◆ Work task ◆
Set down every entry below exactly as it stands.

(Items from an interface collection)
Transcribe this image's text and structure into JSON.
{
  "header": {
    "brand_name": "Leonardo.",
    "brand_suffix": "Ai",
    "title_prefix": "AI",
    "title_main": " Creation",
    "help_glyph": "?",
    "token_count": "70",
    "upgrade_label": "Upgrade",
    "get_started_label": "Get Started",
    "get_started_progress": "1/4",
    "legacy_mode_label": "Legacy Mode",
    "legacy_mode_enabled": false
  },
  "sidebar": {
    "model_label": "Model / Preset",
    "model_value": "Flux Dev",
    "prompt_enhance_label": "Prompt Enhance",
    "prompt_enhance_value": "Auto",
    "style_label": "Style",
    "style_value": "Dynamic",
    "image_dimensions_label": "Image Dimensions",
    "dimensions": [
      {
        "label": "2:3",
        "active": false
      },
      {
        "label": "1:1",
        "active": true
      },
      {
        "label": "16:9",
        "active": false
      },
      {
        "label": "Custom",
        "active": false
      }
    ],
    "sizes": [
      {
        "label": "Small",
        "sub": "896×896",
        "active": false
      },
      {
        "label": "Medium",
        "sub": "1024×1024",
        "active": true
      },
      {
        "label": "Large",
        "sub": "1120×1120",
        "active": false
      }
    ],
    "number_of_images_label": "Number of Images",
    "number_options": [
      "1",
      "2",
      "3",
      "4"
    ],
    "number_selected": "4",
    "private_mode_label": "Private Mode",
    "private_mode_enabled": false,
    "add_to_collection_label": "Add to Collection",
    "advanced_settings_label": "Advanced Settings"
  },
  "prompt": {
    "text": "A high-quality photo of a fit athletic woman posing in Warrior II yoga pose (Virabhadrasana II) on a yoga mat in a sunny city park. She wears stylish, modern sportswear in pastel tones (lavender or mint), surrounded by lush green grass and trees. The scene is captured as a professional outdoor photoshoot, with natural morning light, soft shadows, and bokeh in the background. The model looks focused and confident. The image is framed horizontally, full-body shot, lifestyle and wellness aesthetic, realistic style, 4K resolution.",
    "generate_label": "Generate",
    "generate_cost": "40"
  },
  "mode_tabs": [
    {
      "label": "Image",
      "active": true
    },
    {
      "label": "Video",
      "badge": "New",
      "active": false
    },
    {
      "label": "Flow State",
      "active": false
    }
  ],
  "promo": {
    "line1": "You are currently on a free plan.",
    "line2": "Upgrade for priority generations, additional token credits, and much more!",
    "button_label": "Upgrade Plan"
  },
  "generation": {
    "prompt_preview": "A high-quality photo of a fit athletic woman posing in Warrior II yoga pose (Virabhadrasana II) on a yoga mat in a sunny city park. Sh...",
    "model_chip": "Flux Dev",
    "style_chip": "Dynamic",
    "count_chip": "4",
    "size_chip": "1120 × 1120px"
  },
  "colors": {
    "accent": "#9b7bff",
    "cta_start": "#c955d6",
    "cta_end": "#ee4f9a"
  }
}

◆ Task output ◆
Transcribe this image's text and structure into JSON.
{
  "header": {
    "brand_name": "Leonardo.",
    "brand_suffix": "Ai",
    "title_prefix": "AI",
    "title_main": " Creation",
    "help_glyph": "?",
    "token_count": "70",
    "upgrade_label": "Upgrade",
    "get_started_label": "Get Started",
    "get_started_progress": "1/4",
    "legacy_mode_label": "Legacy Mode",
    "legacy_mode_enabled": false
  },
  "sidebar": {
    "model_label": "Model / Preset",
    "model_value": "Flux Dev",
    "prompt_enhance_label": "Prompt Enhance",
    "prompt_enhance_value": "Auto",
    "style_label": "Style",
    "style_value": "Dynamic",
    "image_dimensions_label": "Image Dimensions",
    "dimensions": [
      {
        "label": "2:3",
        "active": false
      },
      {
        "label": "1:1",
        "active": true
      },
      {
        "label": "16:9",
        "active": false
      },
      {
        "label": "Custom",
        "active": false
      }
    ],
    "sizes": [
      {
        "label": "Small",
        "sub": "896×896",
        "active": false
      },
      {
        "label": "Medium",
        "sub": "1024×1024",
        "active": true
      },
      {
        "label": "Large",
        "sub": "1120×1120",
        "active": false
      }
    ],
    "number_of_images_label": "Number of Images",
    "number_options": [
      "1",
      "2",
      "3",
      "4"
    ],
    "number_selected": "4",
    "private_mode_label": "Private Mode",
    "private_mode_enabled": false,
    "add_to_collection_label": "Add to Collection",
    "advanced_settings_label": "Advanced Settings"
  },
  "prompt": {
    "text": "A high-quality photo of a fit athletic woman posing in Warrior II yoga pose (Virabhadrasana II) on a yoga mat in a sunny city park. She wears stylish, modern sportswear in pastel tones (lavender or mint), surrounded by lush green grass and trees. The scene is captured as a professional outdoor photoshoot, with natural morning light, soft shadows, and bokeh in the background. The model looks focused and confident. The image is framed horizontally, full-body shot, lifestyle and wellness aesthetic, realistic style, 4K resolution.",
    "generate_label": "Generate",
    "generate_cost": "40"
  },
  "mode_tabs": [
    {
      "label": "Image",
      "active": true
    },
    {
      "label": "Video",
      "badge": "New",
      "active": false
    },
    {
      "label": "Flow State",
      "active": false
    }
  ],
  "promo": {
    "line1": "You are currently on a free plan.",
    "line2": "Upgrade for priority generations, additional token credits, and much more!",
    "button_label": "Upgrade Plan"
  },
  "generation": {
    "prompt_preview": "A high-quality photo of a fit athletic woman posing in Warrior II yoga pose (Virabhadrasana II) on a yoga mat in a sunny city park. Sh...",
    "model_chip": "Flux Dev",
    "style_chip": "Dynamic",
    "count_chip": "4",
    "size_chip": "1120 × 1120px"
  },
  "colors": {
    "accent": "#9b7bff",
    "cta_start": "#c955d6",
    "cta_end": "#ee4f9a"
  }
}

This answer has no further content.